The Joy of Cooking really bores me for some reason but these were really good waffles - very light and airy. I paraphrased the recipe, which I don't normally do but if you've seen Joy of Cooking, you know they throw a lot of extra suggestions into the text of the recipe. I know this is a very good cookbook, very in-depth and a veritable bible of cooking to many people but like I said, it just bores me and I rarely look at it.

Blast From The Past: Hamburger Special from June 2006. Rebel just made these and I remembered how much I enjoyed them. And, this is almost unbelievable, ground beef was on sale for 69 cents a pound last week. It was 75%, so much fattier than I usually buy but for 69 cents a pound, I couldn't resist. Fattier ground beef makes better hamburgers and in recipes that call for browning the ground beef, it can be rinsed in hot water after it's browned, before you proceed with the rest of the recipe. Since you only eat a bit of the sauce with Hamburger special, the fat wasn't too much of a problem but for something like meatballs in pasta sauce, I wouldn't use the fattier beef because the grease ends up in the sauce.

By the way, I originally got this Hamburger Special recipe from a small VFW pamphlet cookbook but I recently found the same recipe in an old Southern Living Annual, word for word.

Question of the Day: Do you own The Joy of Cooking?

Friday, December 01, 2006

Another winner from the Biggest Loser

Spicy Meatballs with Fiery Chili Sauce
The Biggest Loser Cookbook Copyright 2006

¼ pound 96% lean ground beef I used the lean beef
from Costco which I think is 88%
2 tablespoons cooked brown rice
¼ teaspoon dried parsley
¼ teaspoon Italian seasoning
¼ teaspoon fennel seeds
1/8 teaspoon garlic powder
1/8 teaspoon red-pepper flakes
1/8 teaspoon dried minced onion
pinch of salt
pinch of black pepper
2 ½ tablespoons of chili sauce
1/8 teaspoon hot-pepper sauce, or more to taste I didn't
add too much because I'm not sure what my son's heat
tolerance is

Preheat oven to 400 degrees F.

In a medium bowl, combine the beef, rice, parsley, Italian seasoning, fennel, garlic powder, red-pepper flakes, onion, salt, and pepper. With clean hands or a fork, mix well. With a 1” cookie scoop or a spoon and your hands, form the mixture into eight 1” meatballs. Place the meatballs in a single layer on a small nonstick baking sheet. Bake for about 7 minutes or until the meatballs are just barely pink inside. Transfer to a medium bowl and set aside.

Meanwhile, in a small bowl, combine the chili sauce with the hot pepper sauce. Pour the sauce over the meatballs. Toss to coat with sauce. Serve immediately.

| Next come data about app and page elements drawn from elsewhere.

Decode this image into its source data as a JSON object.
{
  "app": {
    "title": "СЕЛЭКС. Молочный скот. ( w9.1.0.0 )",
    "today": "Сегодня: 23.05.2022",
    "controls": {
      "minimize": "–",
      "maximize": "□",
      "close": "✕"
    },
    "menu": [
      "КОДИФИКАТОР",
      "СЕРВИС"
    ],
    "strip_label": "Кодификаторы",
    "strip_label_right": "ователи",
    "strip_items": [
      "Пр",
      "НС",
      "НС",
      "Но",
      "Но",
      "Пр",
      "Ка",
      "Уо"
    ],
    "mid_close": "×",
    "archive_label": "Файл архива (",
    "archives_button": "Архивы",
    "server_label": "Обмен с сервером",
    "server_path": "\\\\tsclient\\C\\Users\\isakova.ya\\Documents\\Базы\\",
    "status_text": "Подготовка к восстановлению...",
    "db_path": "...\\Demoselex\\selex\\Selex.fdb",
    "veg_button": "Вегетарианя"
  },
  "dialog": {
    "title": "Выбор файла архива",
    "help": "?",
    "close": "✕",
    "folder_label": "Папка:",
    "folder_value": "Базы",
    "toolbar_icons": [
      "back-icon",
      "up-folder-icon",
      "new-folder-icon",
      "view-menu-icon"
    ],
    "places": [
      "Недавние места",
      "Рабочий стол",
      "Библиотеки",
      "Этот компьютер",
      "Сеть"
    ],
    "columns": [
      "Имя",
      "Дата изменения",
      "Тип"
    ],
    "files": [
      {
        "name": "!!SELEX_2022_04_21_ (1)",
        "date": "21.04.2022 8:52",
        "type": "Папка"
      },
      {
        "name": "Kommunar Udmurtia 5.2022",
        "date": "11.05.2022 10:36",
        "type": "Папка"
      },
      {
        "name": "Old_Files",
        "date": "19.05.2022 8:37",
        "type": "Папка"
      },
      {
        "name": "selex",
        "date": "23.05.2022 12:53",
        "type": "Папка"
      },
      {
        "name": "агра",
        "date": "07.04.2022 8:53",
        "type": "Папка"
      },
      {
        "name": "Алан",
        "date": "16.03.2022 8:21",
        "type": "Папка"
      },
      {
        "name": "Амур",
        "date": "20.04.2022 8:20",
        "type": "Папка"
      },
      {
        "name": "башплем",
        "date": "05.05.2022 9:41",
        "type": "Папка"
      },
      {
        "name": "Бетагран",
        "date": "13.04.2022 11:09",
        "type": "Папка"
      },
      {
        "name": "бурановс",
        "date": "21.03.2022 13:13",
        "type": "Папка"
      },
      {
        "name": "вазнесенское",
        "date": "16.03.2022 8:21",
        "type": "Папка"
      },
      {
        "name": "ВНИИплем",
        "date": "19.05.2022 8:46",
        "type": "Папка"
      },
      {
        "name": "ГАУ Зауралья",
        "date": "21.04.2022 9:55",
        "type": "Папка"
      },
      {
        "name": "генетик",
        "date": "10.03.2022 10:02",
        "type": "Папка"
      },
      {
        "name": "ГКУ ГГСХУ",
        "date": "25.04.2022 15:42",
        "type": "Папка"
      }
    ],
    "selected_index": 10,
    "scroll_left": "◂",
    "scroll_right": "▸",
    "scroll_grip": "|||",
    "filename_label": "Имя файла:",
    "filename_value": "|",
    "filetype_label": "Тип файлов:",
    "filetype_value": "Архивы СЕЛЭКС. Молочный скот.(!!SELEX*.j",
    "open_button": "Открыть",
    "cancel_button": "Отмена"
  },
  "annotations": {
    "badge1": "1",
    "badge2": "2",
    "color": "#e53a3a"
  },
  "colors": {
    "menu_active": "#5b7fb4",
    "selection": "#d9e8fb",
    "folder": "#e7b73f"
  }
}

Makes 1 serving. Per serving: 206 calories, 23 g protein,
17 g carbs, 5 g fat, 60 mg chol, less than 1 g fiber,
678 mg sodium.


I picked up fennel seeds just last week so when I saw this recipe, I figured it was meant to be. I generally keep everything it takes to make these meatballs on hand (now that I own fennel seeds). We had brown rice with the picante chicken on Tuesday so I just made extra and saved it for this recipe.

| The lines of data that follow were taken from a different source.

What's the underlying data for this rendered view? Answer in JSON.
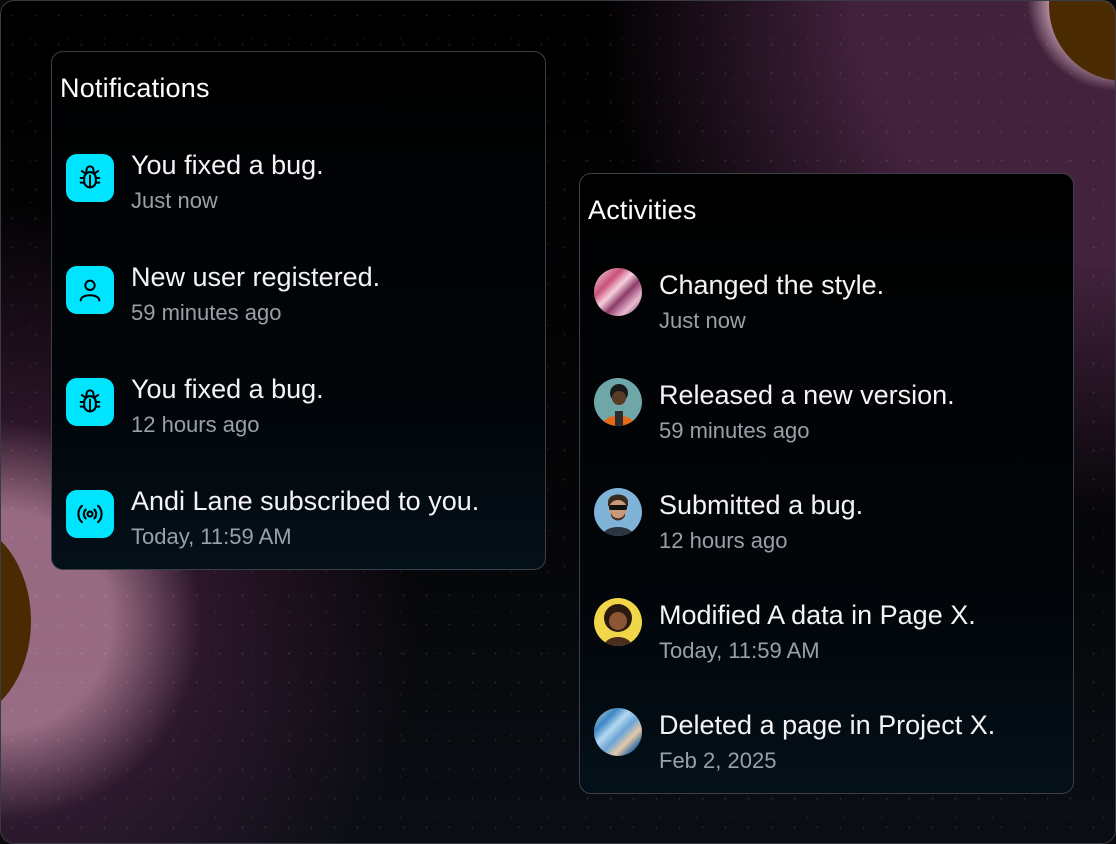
{
  "notifications": {
    "title": "Notifications",
    "items": [
      {
        "icon": "bug-icon",
        "title": "You fixed a bug.",
        "time": "Just now"
      },
      {
        "icon": "user-icon",
        "title": "New user registered.",
        "time": "59 minutes ago"
      },
      {
        "icon": "bug-icon",
        "title": "You fixed a bug.",
        "time": "12 hours ago"
      },
      {
        "icon": "broadcast-icon",
        "title": "Andi Lane subscribed to you.",
        "time": "Today, 11:59 AM"
      }
    ]
  },
  "activities": {
    "title": "Activities",
    "items": [
      {
        "avatar": "abstract-pink-avatar",
        "title": "Changed the style.",
        "time": "Just now"
      },
      {
        "avatar": "person-orange-jacket-avatar",
        "title": "Released a new version.",
        "time": "59 minutes ago"
      },
      {
        "avatar": "person-sunglasses-avatar",
        "title": "Submitted a bug.",
        "time": "12 hours ago"
      },
      {
        "avatar": "person-curly-hair-avatar",
        "title": "Modified A data in Page X.",
        "time": "Today, 11:59 AM"
      },
      {
        "avatar": "abstract-blue-avatar",
        "title": "Deleted a page in Project X.",
        "time": "Feb 2, 2025"
      }
    ]
  },
  "colors": {
    "accent": "#00e5ff",
    "panel_border": "#3b3f47",
    "muted_text": "#9aa0a8",
    "orb": "#4a2a00"
  }
}
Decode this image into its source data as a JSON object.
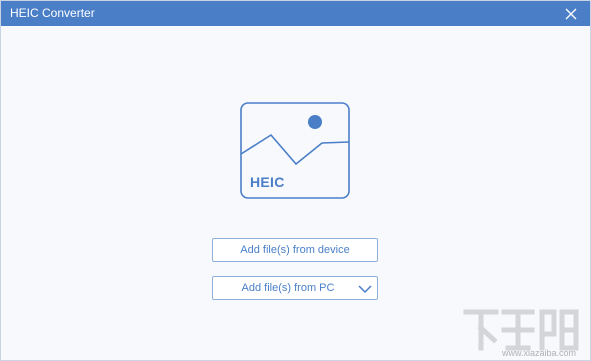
{
  "window": {
    "title": "HEIC Converter"
  },
  "icons": {
    "close": "close-icon",
    "image_placeholder": "image-icon",
    "chevron": "chevron-down-icon"
  },
  "illustration": {
    "label": "HEIC"
  },
  "actions": {
    "add_from_device": "Add file(s) from device",
    "add_from_pc": "Add file(s) from PC"
  },
  "watermark": {
    "site": "www.xiazaiba.com"
  },
  "colors": {
    "titlebar": "#4a7fc8",
    "accent": "#4a7fc8",
    "button_border": "#8fb0dc",
    "background": "#f8f9fd"
  }
}
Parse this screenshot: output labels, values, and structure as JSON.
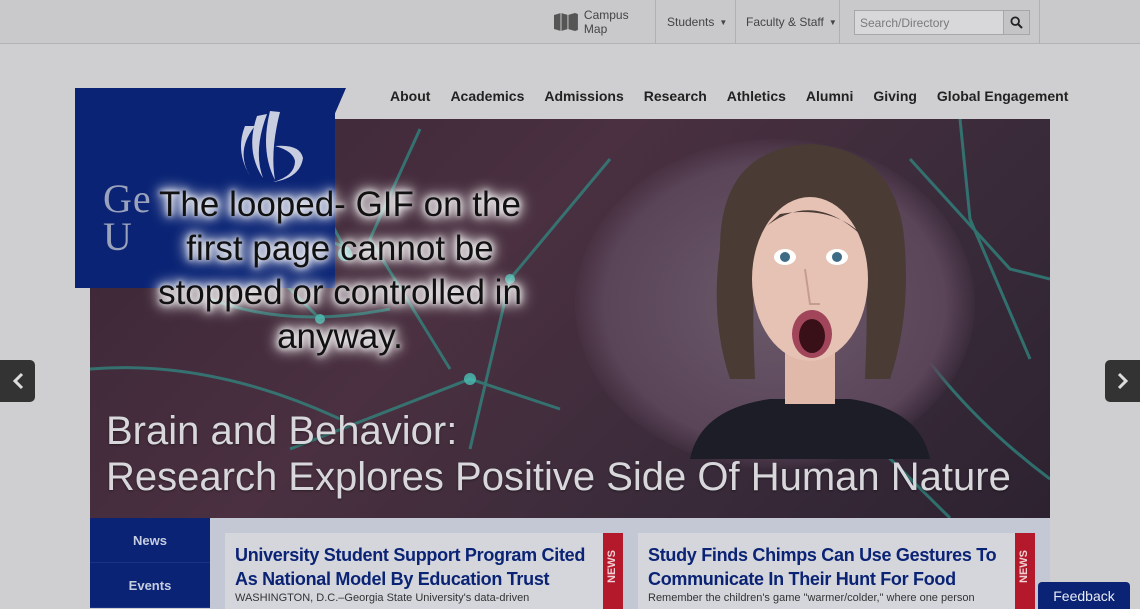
{
  "utility": {
    "campus_map": "Campus Map",
    "students": "Students",
    "faculty_staff": "Faculty & Staff",
    "search_placeholder": "Search/Directory"
  },
  "logo": {
    "text_line1": "Ge",
    "text_line2": "U"
  },
  "nav": {
    "items": [
      "About",
      "Academics",
      "Admissions",
      "Research",
      "Athletics",
      "Alumni",
      "Giving",
      "Global Engagement"
    ]
  },
  "hero": {
    "headline_line1": "Brain and Behavior:",
    "headline_line2": "Research Explores Positive Side Of Human Nature"
  },
  "annotation": {
    "line1": "The looped- GIF on the",
    "line2": "first page  cannot be",
    "line3": "stopped or controlled in",
    "line4": "anyway."
  },
  "tabs": [
    "News",
    "Events"
  ],
  "cards": [
    {
      "title_line1": "University Student Support Program Cited",
      "title_line2": "As National Model By Education Trust",
      "excerpt": "WASHINGTON, D.C.–Georgia State University's data-driven",
      "ribbon": "NEWS"
    },
    {
      "title_line1": "Study Finds Chimps Can Use Gestures To",
      "title_line2": "Communicate In Their Hunt For Food",
      "excerpt": "Remember the children's game \"warmer/colder,\" where one person",
      "ribbon": "NEWS"
    }
  ],
  "feedback": "Feedback",
  "colors": {
    "brand_blue": "#0a2374",
    "news_red": "#b3192a"
  }
}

These were sooooo good. They were very flavorful, not really 'hot' since I didn't add too much hot sauce. I made the meatballs in the morning, before work, which I think is a good idea. You don't want to cook these too long (especially if you use the 96% beef) so making them ahead of time gives the seasoning time to permeate the meatballs. These would be good as an appetizer too, a lighter version of the famous chili sauce and grape jelly sauced meatballs.

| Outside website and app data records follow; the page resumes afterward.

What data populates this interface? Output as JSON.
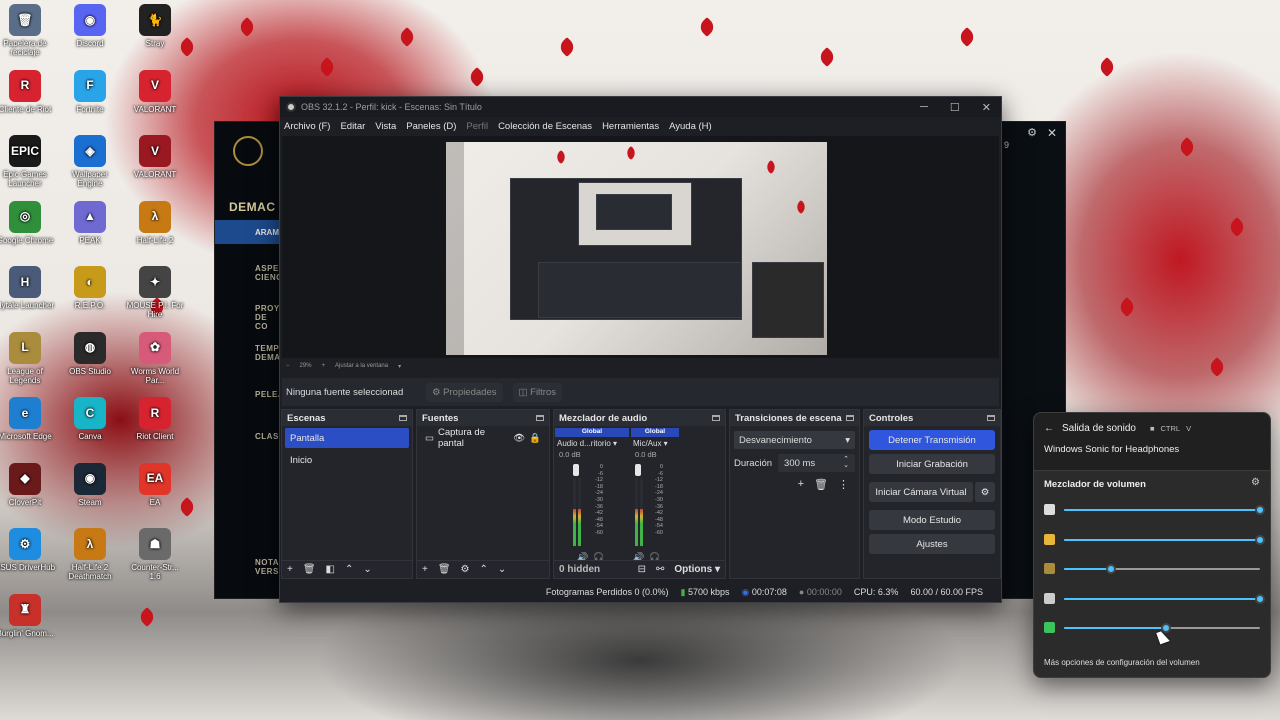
{
  "desktop_icons": [
    {
      "label": "Papelera de reciclaje",
      "glyph": "🗑",
      "color": "#5a6e8a"
    },
    {
      "label": "Discord",
      "glyph": "◉",
      "color": "#5865f2"
    },
    {
      "label": "Stray",
      "glyph": "🐈",
      "color": "#222222"
    },
    {
      "label": "Cliente de Riot",
      "glyph": "R",
      "color": "#d6232f"
    },
    {
      "label": "Fortnite",
      "glyph": "F",
      "color": "#2aa4e8"
    },
    {
      "label": "VALORANT",
      "glyph": "V",
      "color": "#d6232f"
    },
    {
      "label": "Epic Games Launcher",
      "glyph": "EPIC",
      "color": "#1a1a1a"
    },
    {
      "label": "Wallpaper Engine",
      "glyph": "◈",
      "color": "#1b6fd1"
    },
    {
      "label": "VALORANT",
      "glyph": "V",
      "color": "#9a1822"
    },
    {
      "label": "Google Chrome",
      "glyph": "◎",
      "color": "#2f8f3a"
    },
    {
      "label": "PEAK",
      "glyph": "▲",
      "color": "#6f6ad1"
    },
    {
      "label": "Half-Life 2",
      "glyph": "λ",
      "color": "#c77a14"
    },
    {
      "label": "Hytale Launcher",
      "glyph": "H",
      "color": "#4a5a78"
    },
    {
      "label": "R.E.P.O.",
      "glyph": "◐",
      "color": "#c79a1a"
    },
    {
      "label": "MOUSE P.I. For Hire",
      "glyph": "✦",
      "color": "#444444"
    },
    {
      "label": "League of Legends",
      "glyph": "L",
      "color": "#a98c3c"
    },
    {
      "label": "OBS Studio",
      "glyph": "◍",
      "color": "#2a2a2a"
    },
    {
      "label": "Worms World Par...",
      "glyph": "✿",
      "color": "#d85a7a"
    },
    {
      "label": "Microsoft Edge",
      "glyph": "e",
      "color": "#1e7fd1"
    },
    {
      "label": "Canva",
      "glyph": "C",
      "color": "#18b4c8"
    },
    {
      "label": "Riot Client",
      "glyph": "R",
      "color": "#d6232f"
    },
    {
      "label": "CloverPit",
      "glyph": "◆",
      "color": "#6a1a1a"
    },
    {
      "label": "Steam",
      "glyph": "◉",
      "color": "#1b2838"
    },
    {
      "label": "EA",
      "glyph": "EA",
      "color": "#e2352a"
    },
    {
      "label": "ASUS DriverHub",
      "glyph": "⚙",
      "color": "#1e8de0"
    },
    {
      "label": "Half-Life 2 Deathmatch",
      "glyph": "λ",
      "color": "#c77a14"
    },
    {
      "label": "Counter-Str... 1.6",
      "glyph": "☗",
      "color": "#6a6a6a"
    },
    {
      "label": "Burglin' Gnom...",
      "glyph": "♜",
      "color": "#c8302a"
    }
  ],
  "lol": {
    "items": [
      "DEMAC",
      "ARAM",
      "ASPE CIENC",
      "PROY DE CO",
      "TEMP DEMA",
      "PELEA",
      "CLAS",
      "NOTA VERS"
    ],
    "num": "9"
  },
  "obs": {
    "title": "OBS 32.1.2 - Perfil: kick - Escenas: Sin Título",
    "menu": [
      "Archivo (F)",
      "Editar",
      "Vista",
      "Paneles (D)",
      "Perfil",
      "Colección de Escenas",
      "Herramientas",
      "Ayuda (H)"
    ],
    "zoom": "29%",
    "fit": "Ajustar a la ventana",
    "no_source": "Ninguna fuente seleccionad",
    "properties": "Propiedades",
    "filters": "Filtros",
    "scenes": {
      "title": "Escenas",
      "items": [
        "Pantalla",
        "Inicio"
      ]
    },
    "sources": {
      "title": "Fuentes",
      "items": [
        "Captura de pantal"
      ]
    },
    "mixer": {
      "title": "Mezclador de audio",
      "channels": [
        {
          "global": "Global",
          "name": "Audio d...ritorio",
          "db": "0.0 dB",
          "level": 0.55
        },
        {
          "global": "Global",
          "name": "Mic/Aux",
          "db": "0.0 dB",
          "level": 0.55
        }
      ],
      "ticks": [
        "0",
        "-6",
        "-12",
        "-18",
        "-24",
        "-30",
        "-36",
        "-42",
        "-48",
        "-54",
        "-60"
      ],
      "hidden": "0 hidden",
      "options": "Options"
    },
    "transitions": {
      "title": "Transiciones de escena",
      "selected": "Desvanecimiento",
      "duration_label": "Duración",
      "duration": "300 ms"
    },
    "controls": {
      "title": "Controles",
      "stream": "Detener Transmisión",
      "record": "Iniciar Grabación",
      "vcam": "Iniciar Cámara Virtual",
      "studio": "Modo Estudio",
      "settings": "Ajustes"
    },
    "status": {
      "dropped": "Fotogramas Perdidos 0 (0.0%)",
      "bitrate": "5700 kbps",
      "stream_time": "00:07:08",
      "rec_time": "00:00:00",
      "cpu": "CPU: 6.3%",
      "fps": "60.00 / 60.00 FPS"
    }
  },
  "flyout": {
    "title": "Salida de sonido",
    "kbd_ctrl": "CTRL",
    "kbd_v": "V",
    "device": "Windows Sonic for Headphones",
    "mixer_title": "Mezclador de volumen",
    "more": "Más opciones de configuración del volumen",
    "apps": [
      {
        "name": "system-icon",
        "color": "#dddddd",
        "level": 1.0
      },
      {
        "name": "chrome-icon",
        "color": "#e8b43a",
        "level": 1.0
      },
      {
        "name": "league-icon",
        "color": "#a98c3c",
        "level": 0.24
      },
      {
        "name": "obs-icon",
        "color": "#cccccc",
        "level": 1.0
      },
      {
        "name": "app-icon",
        "color": "#3bc45b",
        "level": 0.52
      }
    ]
  }
}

I quadrupled the recipe. This book is all over the place with serving sizes. I'm not sure why this one is just for 1 serving. Although, since one of the biggest problems that dieters have is portion control, it's nice to see recipes for one, for single people or anyone who is dieting alone. I don't think anyone, dieting or not, would feel deprived eating these meatballs.

Blast From The Past: Sweet-Sour Meatballs from November 2005. These were a favorite of my husband's and similar to the recipe above.

Question of the Day: How many people are you cooking for on daily basis?